U.S. Rep. Scott Tipton, a Cortez Republican whose district include Craig Station and the ColoWyo Mine, lamented the loss of jobs and blamed Democrats. About 600 positions will be impacted.

“Tri-State should provide training and placement services for those employees who will be impacted by this announcement and the state of Colorado must do the same — and it needs to be comparable skills, opportunities and pay,” Tipton said.

U.S. Sen. Cory Gardner, a Colorado Republican, echoed that sentiment. “This is terrible news for Craig and northwestern Colorado. These are well-paying jobs that for years have allowed surrounding rural communities to thrive,” he said in a written statement.

Tri-State says it will work with state and local officials to support affected employees and their communities during the transition.

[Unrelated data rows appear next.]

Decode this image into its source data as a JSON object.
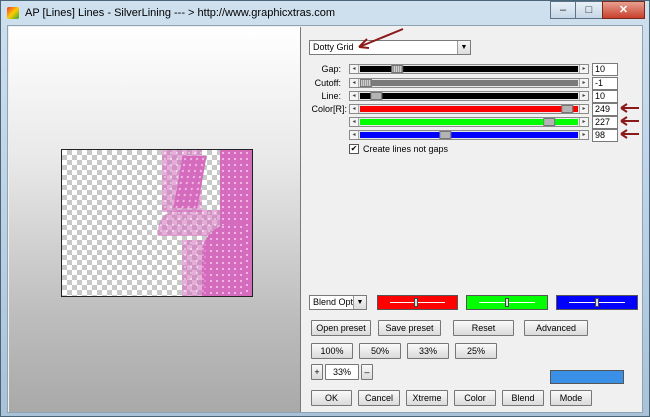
{
  "window": {
    "title": "AP [Lines]  Lines - SilverLining    --- > http://www.graphicxtras.com",
    "minimize": "–",
    "maximize": "□",
    "close": "✕"
  },
  "preset_combo": {
    "value": "Dotty Grid"
  },
  "params": [
    {
      "label": "Gap:",
      "value": "10",
      "fill_fraction": 0.15,
      "color": "#000000"
    },
    {
      "label": "Cutoff:",
      "value": "-1",
      "fill_fraction": 0.0,
      "color": "#7a7a7a"
    },
    {
      "label": "Line:",
      "value": "10",
      "fill_fraction": 0.05,
      "color": "#000000"
    }
  ],
  "color_label": "Color[R]:",
  "color_channels": [
    {
      "name": "red",
      "value": "249",
      "fraction": 0.976,
      "color": "#ff0000"
    },
    {
      "name": "green",
      "value": "227",
      "fraction": 0.89,
      "color": "#00ff00"
    },
    {
      "name": "blue",
      "value": "98",
      "fraction": 0.384,
      "color": "#0000ff"
    }
  ],
  "checkbox": {
    "label": "Create lines not gaps",
    "checked": true,
    "mark": "✔"
  },
  "blend_combo": {
    "value": "Blend Optio"
  },
  "swatches": [
    "#ff0000",
    "#00ff00",
    "#0000ff"
  ],
  "buttons": {
    "open_preset": "Open preset",
    "save_preset": "Save preset",
    "reset": "Reset",
    "advanced": "Advanced",
    "zoom100": "100%",
    "zoom50": "50%",
    "zoom33": "33%",
    "zoom25": "25%",
    "zoom_plus": "+",
    "zoom_minus": "–",
    "zoom_value": "33%",
    "ok": "OK",
    "cancel": "Cancel",
    "xtreme": "Xtreme",
    "color": "Color",
    "blend": "Blend",
    "mode": "Mode"
  },
  "color_preview": "#3a8fe6",
  "accent": "#8b1a1a"
}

“With 10 years until the closure of Craig Station and Colowyo Mine, we have additional time to work with the legislature, our employees and the communities in Moffat and Rio Blanco counties to plan for and support the transition,” Tri-State CEO CEO Duane Highley said in a written statement. “Our work starts now to ensure we can continue to safely produce power while working with stakeholders to thoughtfully plan for the future.”

Tri-State says it also plans to announce other renewable energy actions next week.

Escalante Station is a 253-megawatt coal power plant that began operations in 1984. Tri-State says employees there “will receive a generous severance package, the opportunity to apply for vacancies at other Tri-State facilities, assistance with education and financial planning, and supplemental funding for health benefits.”

Craig Station is a 1,285-megawatt, three-unit power plant located in Moffat County that began operations in 1979. More than 250 people work there.

The Colowyo Mine, located in Moffat and Rio Blanco counties, produces coal used at Craig Station and employs 219 people.

Tri-State operates in four states and has 43 member utilities. It provides power to more than 1 million customers.

Jesse Paul is a Denver-based political reporter and editor at The Colorado Sun, covering the state legislature, Congress and local politics. He is the author of The Unaffiliated newsletter and also occasionally fills in on breaking news coverage....